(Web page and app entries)
★ ★ ★

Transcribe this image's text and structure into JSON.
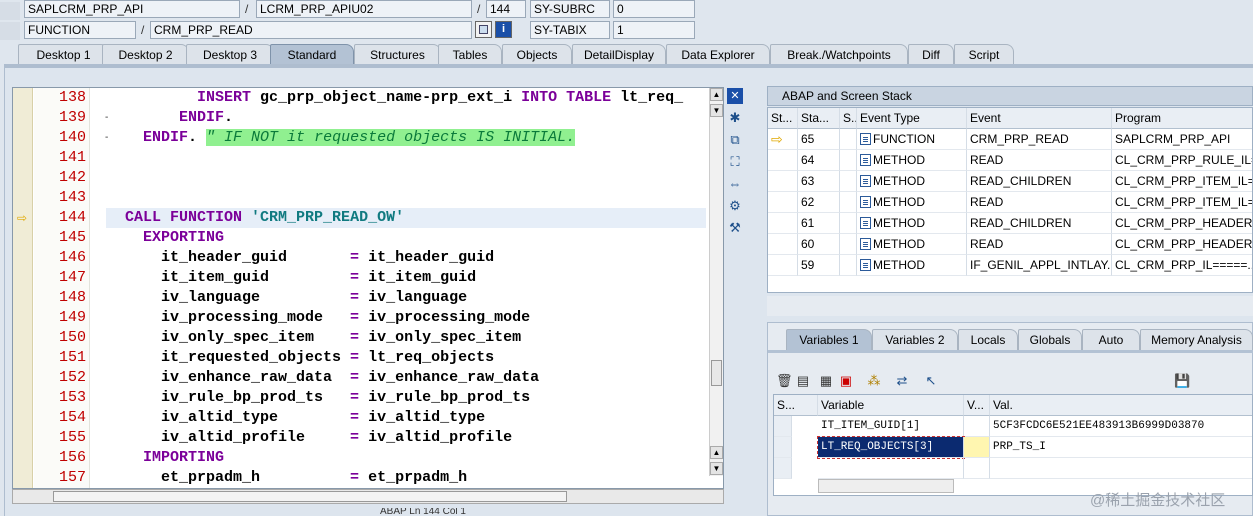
{
  "header": {
    "row1": {
      "program": "SAPLCRM_PRP_API",
      "include": "LCRM_PRP_APIU02",
      "line": "144",
      "var_name": "SY-SUBRC",
      "var_value": "0"
    },
    "row2": {
      "type": "FUNCTION",
      "name": "CRM_PRP_READ",
      "var_name": "SY-TABIX",
      "var_value": "1"
    },
    "sep": "/"
  },
  "tabs": [
    "Desktop 1",
    "Desktop 2",
    "Desktop 3",
    "Standard",
    "Structures",
    "Tables",
    "Objects",
    "DetailDisplay",
    "Data Explorer",
    "Break./Watchpoints",
    "Diff",
    "Script"
  ],
  "active_tab": "Standard",
  "editor": {
    "lines": [
      {
        "num": "138",
        "parts": [
          [
            "t",
            "    "
          ],
          [
            "kw",
            "INSERT"
          ],
          [
            "t",
            " gc_prp_object_name-prp_ext_i "
          ],
          [
            "kw",
            "INTO TABLE"
          ],
          [
            "t",
            " lt_req_"
          ]
        ]
      },
      {
        "num": "139",
        "parts": [
          [
            "t",
            "  "
          ],
          [
            "kw",
            "ENDIF"
          ],
          [
            "t",
            "."
          ]
        ]
      },
      {
        "num": "140",
        "parts": [
          [
            "kw",
            "ENDIF"
          ],
          [
            "t",
            ". "
          ],
          [
            "cmt",
            "\" IF NOT it requested objects IS INITIAL."
          ]
        ]
      },
      {
        "num": "141",
        "parts": []
      },
      {
        "num": "142",
        "parts": []
      },
      {
        "num": "143",
        "parts": []
      },
      {
        "num": "144",
        "parts": [
          [
            "kw",
            "CALL FUNCTION"
          ],
          [
            "t",
            " "
          ],
          [
            "str",
            "'CRM_PRP_READ_OW'"
          ]
        ]
      },
      {
        "num": "145",
        "parts": [
          [
            "t",
            "  "
          ],
          [
            "kw",
            "EXPORTING"
          ]
        ]
      },
      {
        "num": "146",
        "parts": [
          [
            "t",
            "    it_header_guid       "
          ],
          [
            "kw",
            "="
          ],
          [
            "t",
            " it_header_guid"
          ]
        ]
      },
      {
        "num": "147",
        "parts": [
          [
            "t",
            "    it_item_guid         "
          ],
          [
            "kw",
            "="
          ],
          [
            "t",
            " it_item_guid"
          ]
        ]
      },
      {
        "num": "148",
        "parts": [
          [
            "t",
            "    iv_language          "
          ],
          [
            "kw",
            "="
          ],
          [
            "t",
            " iv_language"
          ]
        ]
      },
      {
        "num": "149",
        "parts": [
          [
            "t",
            "    iv_processing_mode   "
          ],
          [
            "kw",
            "="
          ],
          [
            "t",
            " iv_processing_mode"
          ]
        ]
      },
      {
        "num": "150",
        "parts": [
          [
            "t",
            "    iv_only_spec_item    "
          ],
          [
            "kw",
            "="
          ],
          [
            "t",
            " iv_only_spec_item"
          ]
        ]
      },
      {
        "num": "151",
        "parts": [
          [
            "t",
            "    it_requested_objects "
          ],
          [
            "kw",
            "="
          ],
          [
            "t",
            " lt_req_objects"
          ]
        ]
      },
      {
        "num": "152",
        "parts": [
          [
            "t",
            "    iv_enhance_raw_data  "
          ],
          [
            "kw",
            "="
          ],
          [
            "t",
            " iv_enhance_raw_data"
          ]
        ]
      },
      {
        "num": "153",
        "parts": [
          [
            "t",
            "    iv_rule_bp_prod_ts   "
          ],
          [
            "kw",
            "="
          ],
          [
            "t",
            " iv_rule_bp_prod_ts"
          ]
        ]
      },
      {
        "num": "154",
        "parts": [
          [
            "t",
            "    iv_altid_type        "
          ],
          [
            "kw",
            "="
          ],
          [
            "t",
            " iv_altid_type"
          ]
        ]
      },
      {
        "num": "155",
        "parts": [
          [
            "t",
            "    iv_altid_profile     "
          ],
          [
            "kw",
            "="
          ],
          [
            "t",
            " iv_altid_profile"
          ]
        ]
      },
      {
        "num": "156",
        "parts": [
          [
            "t",
            "  "
          ],
          [
            "kw",
            "IMPORTING"
          ]
        ]
      },
      {
        "num": "157",
        "parts": [
          [
            "t",
            "    et_prpadm_h          "
          ],
          [
            "kw",
            "="
          ],
          [
            "t",
            " et_prpadm_h"
          ]
        ]
      }
    ],
    "current_line": "144",
    "status_text": "ABAP   Ln 144 Col 1"
  },
  "stack_panel": {
    "title": "ABAP and Screen Stack",
    "columns": [
      "St...",
      "Sta...",
      "S...",
      "Event Type",
      "Event",
      "Program"
    ],
    "rows": [
      {
        "level": "65",
        "event_type": "FUNCTION",
        "event": "CRM_PRP_READ",
        "program": "SAPLCRM_PRP_API",
        "current": true
      },
      {
        "level": "64",
        "event_type": "METHOD",
        "event": "READ",
        "program": "CL_CRM_PRP_RULE_IL=...",
        "current": false
      },
      {
        "level": "63",
        "event_type": "METHOD",
        "event": "READ_CHILDREN",
        "program": "CL_CRM_PRP_ITEM_IL=...",
        "current": false
      },
      {
        "level": "62",
        "event_type": "METHOD",
        "event": "READ",
        "program": "CL_CRM_PRP_ITEM_IL=...",
        "current": false
      },
      {
        "level": "61",
        "event_type": "METHOD",
        "event": "READ_CHILDREN",
        "program": "CL_CRM_PRP_HEADER_I...",
        "current": false
      },
      {
        "level": "60",
        "event_type": "METHOD",
        "event": "READ",
        "program": "CL_CRM_PRP_HEADER_I...",
        "current": false
      },
      {
        "level": "59",
        "event_type": "METHOD",
        "event": "IF_GENIL_APPL_INTLAY...",
        "program": "CL_CRM_PRP_IL=====...",
        "current": false
      }
    ]
  },
  "var_tabs": [
    "Variables 1",
    "Variables 2",
    "Locals",
    "Globals",
    "Auto",
    "Memory Analysis"
  ],
  "active_var_tab": "Variables 1",
  "vars_table": {
    "columns": [
      "S...",
      "Variable",
      "V...",
      "Val."
    ],
    "rows": [
      {
        "variable": "IT_ITEM_GUID[1]",
        "value": "5CF3FCDC6E521EE483913B6999D03870"
      },
      {
        "variable": "LT_REQ_OBJECTS[3]",
        "value": "PRP_TS_I"
      },
      {
        "variable": "",
        "value": ""
      }
    ]
  },
  "watermark": "@稀土掘金技术社区",
  "colors": {
    "keyword": "#7b0099",
    "string": "#107a80",
    "comment_bg": "#90f090",
    "line_number": "#c00000",
    "active_tab": "#b3c2d4"
  }
}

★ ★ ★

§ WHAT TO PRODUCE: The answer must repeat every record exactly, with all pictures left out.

§ RESPONSE AREA:
Transcribe this image's text and structure into JSON.
{
  "header": {
    "row1": {
      "program": "SAPLCRM_PRP_API",
      "include": "LCRM_PRP_APIU02",
      "line": "144",
      "var_name": "SY-SUBRC",
      "var_value": "0"
    },
    "row2": {
      "type": "FUNCTION",
      "name": "CRM_PRP_READ",
      "var_name": "SY-TABIX",
      "var_value": "1"
    },
    "sep": "/"
  },
  "tabs": [
    "Desktop 1",
    "Desktop 2",
    "Desktop 3",
    "Standard",
    "Structures",
    "Tables",
    "Objects",
    "DetailDisplay",
    "Data Explorer",
    "Break./Watchpoints",
    "Diff",
    "Script"
  ],
  "active_tab": "Standard",
  "editor": {
    "lines": [
      {
        "num": "138",
        "parts": [
          [
            "t",
            "    "
          ],
          [
            "kw",
            "INSERT"
          ],
          [
            "t",
            " gc_prp_object_name-prp_ext_i "
          ],
          [
            "kw",
            "INTO TABLE"
          ],
          [
            "t",
            " lt_req_"
          ]
        ]
      },
      {
        "num": "139",
        "parts": [
          [
            "t",
            "  "
          ],
          [
            "kw",
            "ENDIF"
          ],
          [
            "t",
            "."
          ]
        ]
      },
      {
        "num": "140",
        "parts": [
          [
            "kw",
            "ENDIF"
          ],
          [
            "t",
            ". "
          ],
          [
            "cmt",
            "\" IF NOT it requested objects IS INITIAL."
          ]
        ]
      },
      {
        "num": "141",
        "parts": []
      },
      {
        "num": "142",
        "parts": []
      },
      {
        "num": "143",
        "parts": []
      },
      {
        "num": "144",
        "parts": [
          [
            "kw",
            "CALL FUNCTION"
          ],
          [
            "t",
            " "
          ],
          [
            "str",
            "'CRM_PRP_READ_OW'"
          ]
        ]
      },
      {
        "num": "145",
        "parts": [
          [
            "t",
            "  "
          ],
          [
            "kw",
            "EXPORTING"
          ]
        ]
      },
      {
        "num": "146",
        "parts": [
          [
            "t",
            "    it_header_guid       "
          ],
          [
            "kw",
            "="
          ],
          [
            "t",
            " it_header_guid"
          ]
        ]
      },
      {
        "num": "147",
        "parts": [
          [
            "t",
            "    it_item_guid         "
          ],
          [
            "kw",
            "="
          ],
          [
            "t",
            " it_item_guid"
          ]
        ]
      },
      {
        "num": "148",
        "parts": [
          [
            "t",
            "    iv_language          "
          ],
          [
            "kw",
            "="
          ],
          [
            "t",
            " iv_language"
          ]
        ]
      },
      {
        "num": "149",
        "parts": [
          [
            "t",
            "    iv_processing_mode   "
          ],
          [
            "kw",
            "="
          ],
          [
            "t",
            " iv_processing_mode"
          ]
        ]
      },
      {
        "num": "150",
        "parts": [
          [
            "t",
            "    iv_only_spec_item    "
          ],
          [
            "kw",
            "="
          ],
          [
            "t",
            " iv_only_spec_item"
          ]
        ]
      },
      {
        "num": "151",
        "parts": [
          [
            "t",
            "    it_requested_objects "
          ],
          [
            "kw",
            "="
          ],
          [
            "t",
            " lt_req_objects"
          ]
        ]
      },
      {
        "num": "152",
        "parts": [
          [
            "t",
            "    iv_enhance_raw_data  "
          ],
          [
            "kw",
            "="
          ],
          [
            "t",
            " iv_enhance_raw_data"
          ]
        ]
      },
      {
        "num": "153",
        "parts": [
          [
            "t",
            "    iv_rule_bp_prod_ts   "
          ],
          [
            "kw",
            "="
          ],
          [
            "t",
            " iv_rule_bp_prod_ts"
          ]
        ]
      },
      {
        "num": "154",
        "parts": [
          [
            "t",
            "    iv_altid_type        "
          ],
          [
            "kw",
            "="
          ],
          [
            "t",
            " iv_altid_type"
          ]
        ]
      },
      {
        "num": "155",
        "parts": [
          [
            "t",
            "    iv_altid_profile     "
          ],
          [
            "kw",
            "="
          ],
          [
            "t",
            " iv_altid_profile"
          ]
        ]
      },
      {
        "num": "156",
        "parts": [
          [
            "t",
            "  "
          ],
          [
            "kw",
            "IMPORTING"
          ]
        ]
      },
      {
        "num": "157",
        "parts": [
          [
            "t",
            "    et_prpadm_h          "
          ],
          [
            "kw",
            "="
          ],
          [
            "t",
            " et_prpadm_h"
          ]
        ]
      }
    ],
    "current_line": "144",
    "status_text": "ABAP   Ln 144 Col 1"
  },
  "stack_panel": {
    "title": "ABAP and Screen Stack",
    "columns": [
      "St...",
      "Sta...",
      "S...",
      "Event Type",
      "Event",
      "Program"
    ],
    "rows": [
      {
        "level": "65",
        "event_type": "FUNCTION",
        "event": "CRM_PRP_READ",
        "program": "SAPLCRM_PRP_API",
        "current": true
      },
      {
        "level": "64",
        "event_type": "METHOD",
        "event": "READ",
        "program": "CL_CRM_PRP_RULE_IL=...",
        "current": false
      },
      {
        "level": "63",
        "event_type": "METHOD",
        "event": "READ_CHILDREN",
        "program": "CL_CRM_PRP_ITEM_IL=...",
        "current": false
      },
      {
        "level": "62",
        "event_type": "METHOD",
        "event": "READ",
        "program": "CL_CRM_PRP_ITEM_IL=...",
        "current": false
      },
      {
        "level": "61",
        "event_type": "METHOD",
        "event": "READ_CHILDREN",
        "program": "CL_CRM_PRP_HEADER_I...",
        "current": false
      },
      {
        "level": "60",
        "event_type": "METHOD",
        "event": "READ",
        "program": "CL_CRM_PRP_HEADER_I...",
        "current": false
      },
      {
        "level": "59",
        "event_type": "METHOD",
        "event": "IF_GENIL_APPL_INTLAY...",
        "program": "CL_CRM_PRP_IL=====...",
        "current": false
      }
    ]
  },
  "var_tabs": [
    "Variables 1",
    "Variables 2",
    "Locals",
    "Globals",
    "Auto",
    "Memory Analysis"
  ],
  "active_var_tab": "Variables 1",
  "vars_table": {
    "columns": [
      "S...",
      "Variable",
      "V...",
      "Val."
    ],
    "rows": [
      {
        "variable": "IT_ITEM_GUID[1]",
        "value": "5CF3FCDC6E521EE483913B6999D03870"
      },
      {
        "variable": "LT_REQ_OBJECTS[3]",
        "value": "PRP_TS_I"
      },
      {
        "variable": "",
        "value": ""
      }
    ]
  },
  "watermark": "@稀土掘金技术社区",
  "colors": {
    "keyword": "#7b0099",
    "string": "#107a80",
    "comment_bg": "#90f090",
    "line_number": "#c00000",
    "active_tab": "#b3c2d4"
  }
}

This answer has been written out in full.